(Exercise): Return all of the entries exactly as written.

(Input for this task):
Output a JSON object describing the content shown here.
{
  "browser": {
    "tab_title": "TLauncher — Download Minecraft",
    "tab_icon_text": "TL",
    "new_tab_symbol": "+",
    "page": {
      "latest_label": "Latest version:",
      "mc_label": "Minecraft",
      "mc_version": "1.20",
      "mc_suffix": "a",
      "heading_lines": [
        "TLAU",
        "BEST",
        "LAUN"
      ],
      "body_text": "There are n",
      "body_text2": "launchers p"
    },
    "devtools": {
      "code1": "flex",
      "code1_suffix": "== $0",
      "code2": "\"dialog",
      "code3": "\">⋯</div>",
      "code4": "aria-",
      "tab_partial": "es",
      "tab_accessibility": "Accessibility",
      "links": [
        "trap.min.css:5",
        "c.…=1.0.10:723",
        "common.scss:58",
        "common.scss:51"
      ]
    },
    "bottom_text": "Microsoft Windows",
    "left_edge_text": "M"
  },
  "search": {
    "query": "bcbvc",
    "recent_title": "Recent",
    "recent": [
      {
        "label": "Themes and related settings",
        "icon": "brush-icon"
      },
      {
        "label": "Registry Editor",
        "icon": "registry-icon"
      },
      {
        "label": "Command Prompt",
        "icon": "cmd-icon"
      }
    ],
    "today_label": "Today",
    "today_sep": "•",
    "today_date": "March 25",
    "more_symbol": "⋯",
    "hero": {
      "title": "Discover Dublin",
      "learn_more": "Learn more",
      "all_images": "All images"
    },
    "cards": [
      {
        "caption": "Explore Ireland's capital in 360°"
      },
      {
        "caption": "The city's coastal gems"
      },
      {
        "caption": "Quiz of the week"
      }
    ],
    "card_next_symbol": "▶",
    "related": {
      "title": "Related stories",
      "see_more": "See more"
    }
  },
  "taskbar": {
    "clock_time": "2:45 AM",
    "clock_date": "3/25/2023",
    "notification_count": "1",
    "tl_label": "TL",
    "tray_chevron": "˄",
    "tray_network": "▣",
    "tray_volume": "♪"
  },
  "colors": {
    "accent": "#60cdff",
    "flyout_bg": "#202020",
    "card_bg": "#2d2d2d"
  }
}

(Answer to the exercise):
Output a JSON object describing the content shown here.
{
  "browser": {
    "tab_title": "TLauncher — Download Minecraft",
    "tab_icon_text": "TL",
    "new_tab_symbol": "+",
    "page": {
      "latest_label": "Latest version:",
      "mc_label": "Minecraft",
      "mc_version": "1.20",
      "mc_suffix": "a",
      "heading_lines": [
        "TLAU",
        "BEST",
        "LAUN"
      ],
      "body_text": "There are n",
      "body_text2": "launchers p"
    },
    "devtools": {
      "code1": "flex",
      "code1_suffix": "== $0",
      "code2": "\"dialog",
      "code3": "\">⋯</div>",
      "code4": "aria-",
      "tab_partial": "es",
      "tab_accessibility": "Accessibility",
      "links": [
        "trap.min.css:5",
        "c.…=1.0.10:723",
        "common.scss:58",
        "common.scss:51"
      ]
    },
    "bottom_text": "Microsoft Windows",
    "left_edge_text": "M"
  },
  "search": {
    "query": "bcbvc",
    "recent_title": "Recent",
    "recent": [
      {
        "label": "Themes and related settings",
        "icon": "brush-icon"
      },
      {
        "label": "Registry Editor",
        "icon": "registry-icon"
      },
      {
        "label": "Command Prompt",
        "icon": "cmd-icon"
      }
    ],
    "today_label": "Today",
    "today_sep": "•",
    "today_date": "March 25",
    "more_symbol": "⋯",
    "hero": {
      "title": "Discover Dublin",
      "learn_more": "Learn more",
      "all_images": "All images"
    },
    "cards": [
      {
        "caption": "Explore Ireland's capital in 360°"
      },
      {
        "caption": "The city's coastal gems"
      },
      {
        "caption": "Quiz of the week"
      }
    ],
    "card_next_symbol": "▶",
    "related": {
      "title": "Related stories",
      "see_more": "See more"
    }
  },
  "taskbar": {
    "clock_time": "2:45 AM",
    "clock_date": "3/25/2023",
    "notification_count": "1",
    "tl_label": "TL",
    "tray_chevron": "˄",
    "tray_network": "▣",
    "tray_volume": "♪"
  },
  "colors": {
    "accent": "#60cdff",
    "flyout_bg": "#202020",
    "card_bg": "#2d2d2d"
  }
}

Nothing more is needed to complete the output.